Shafer points out the obvious: There's a whole lot of noise and confusion on Twitter and a whole lot of outright erroneous information. Hell, it puts me in mind of the millions of words of hysterical misinformation spouted by the mainstream media in the immediate wake of Hurricane Katrina -- rapes, cannibalism, sniper fire (all of which was swept under the rug after the fact while they patted themselves on the back for "keeping them honest").
And, as Len Kendall wonders, how hard is it for the Iranian regime to use Twitter to spread misinformation on the web or to simply, you know, search the Iran hashtags? But as Evgeny Morozov notes, the regime probably isn't overly concerned with Twitter. It knows who the "troublesome" leaders are and tosses bloggers into jail by the wagon-full. (Morozov's piece should be a required read for everyone interested in this story.)
But more important, the Twitterati's self-congratulatory tone shows an abundance of historical ignorance. The narrative almost insinuates that these protests are the first of their kind, brought about by the power of social media or Web 2.0 or something. There were huge uprisings around this time of year in 1999. Somehow, without the benefit of Twitter, students took to the streets. (Poke around that story and you'll see visual evidence of the sort of risks protesters in Iran are taking.) There were grumblings of protests again in 2002 and 2003. I remember that because I was among a bunch of U.S. bloggers adding my voice to the noise from this end of the ocean. I posted a little Iranian flag on my blog. I met with other bloggers -- face to face! -- to see if we could start a movement here in New York. I even dragged my butt to a rally outside the U.N. And we all remember the huge revolution sparked by those protests.

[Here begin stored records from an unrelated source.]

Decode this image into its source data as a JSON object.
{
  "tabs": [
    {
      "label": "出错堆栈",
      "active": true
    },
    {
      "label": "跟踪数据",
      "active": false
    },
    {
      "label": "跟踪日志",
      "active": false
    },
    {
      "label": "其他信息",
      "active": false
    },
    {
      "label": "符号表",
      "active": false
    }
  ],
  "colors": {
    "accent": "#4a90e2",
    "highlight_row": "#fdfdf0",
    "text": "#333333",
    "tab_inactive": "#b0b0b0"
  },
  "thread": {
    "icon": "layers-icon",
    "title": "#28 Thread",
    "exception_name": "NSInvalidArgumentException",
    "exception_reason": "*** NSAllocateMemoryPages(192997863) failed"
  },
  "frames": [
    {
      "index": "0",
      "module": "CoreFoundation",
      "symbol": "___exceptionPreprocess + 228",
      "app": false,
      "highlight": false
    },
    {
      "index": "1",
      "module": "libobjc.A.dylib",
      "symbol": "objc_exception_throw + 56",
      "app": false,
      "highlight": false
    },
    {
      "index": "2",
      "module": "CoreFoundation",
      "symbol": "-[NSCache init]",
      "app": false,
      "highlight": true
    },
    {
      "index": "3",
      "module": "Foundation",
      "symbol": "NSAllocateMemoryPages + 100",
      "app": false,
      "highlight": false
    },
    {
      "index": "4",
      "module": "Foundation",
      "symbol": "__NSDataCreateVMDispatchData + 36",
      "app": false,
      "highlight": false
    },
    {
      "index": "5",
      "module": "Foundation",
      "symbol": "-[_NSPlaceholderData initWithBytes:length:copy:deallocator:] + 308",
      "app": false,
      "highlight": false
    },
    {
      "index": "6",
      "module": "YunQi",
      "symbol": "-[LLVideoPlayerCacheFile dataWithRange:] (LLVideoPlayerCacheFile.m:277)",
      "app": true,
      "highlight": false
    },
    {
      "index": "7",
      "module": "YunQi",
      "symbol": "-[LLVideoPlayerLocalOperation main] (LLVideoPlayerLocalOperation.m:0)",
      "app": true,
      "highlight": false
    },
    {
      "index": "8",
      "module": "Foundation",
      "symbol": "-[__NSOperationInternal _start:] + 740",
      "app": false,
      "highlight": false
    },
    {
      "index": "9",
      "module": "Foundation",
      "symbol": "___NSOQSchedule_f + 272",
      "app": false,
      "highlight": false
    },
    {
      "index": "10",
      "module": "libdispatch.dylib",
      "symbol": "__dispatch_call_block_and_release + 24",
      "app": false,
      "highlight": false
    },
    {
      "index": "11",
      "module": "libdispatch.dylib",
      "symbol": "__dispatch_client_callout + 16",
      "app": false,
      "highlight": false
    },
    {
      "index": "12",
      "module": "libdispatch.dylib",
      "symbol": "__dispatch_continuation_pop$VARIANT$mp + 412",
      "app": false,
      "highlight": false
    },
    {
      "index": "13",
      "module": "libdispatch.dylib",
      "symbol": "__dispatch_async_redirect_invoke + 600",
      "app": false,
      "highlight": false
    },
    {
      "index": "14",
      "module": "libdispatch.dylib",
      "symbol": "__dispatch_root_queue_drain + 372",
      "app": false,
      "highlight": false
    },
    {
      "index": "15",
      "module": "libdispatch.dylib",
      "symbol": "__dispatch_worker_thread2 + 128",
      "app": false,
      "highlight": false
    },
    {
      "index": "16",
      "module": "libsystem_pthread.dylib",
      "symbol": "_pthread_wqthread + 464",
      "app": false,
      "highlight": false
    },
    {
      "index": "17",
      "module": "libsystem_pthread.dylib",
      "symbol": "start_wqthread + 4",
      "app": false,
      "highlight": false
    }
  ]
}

Twitter is fun. Twitter is useful. God knows I'm addicted. And it's uplifting to see more than a handful of bloggers interested in the doings in Iran this time around. And it's great that Twitter can be one of the many channels, along with blogs and Facebook and texting, harnessed to the technology without which none of this journalism would be possible -- the cellphone and the internet.
But it's simply ridiculous to behave as if Twitter is somehow running the protests -- even more so to behave as if it's already somehow won a revolution. Perhaps the stupidest thing I've read on the web in weeks -- and that's saying something -- was a tweet that read, "First Iran, then China."
If there is some sort of revolution in Iran -- a big if -- it will be due to the bravery of the people on the ground, people willing to confront a regime that won't hesitate to kill them. And it's success will have little to do with Twitter.
By all means, change your avatar to green and keep tweeting about Iran. It's good that Iranians know that Americans care (even if they didn't care so much last two times around). And it's good to keep the story alive in traditional and nontraditional media.
But refrain from patting yourselves on the back -- or, worse, trying to twist this into some sort of proof that Twitter is great for business.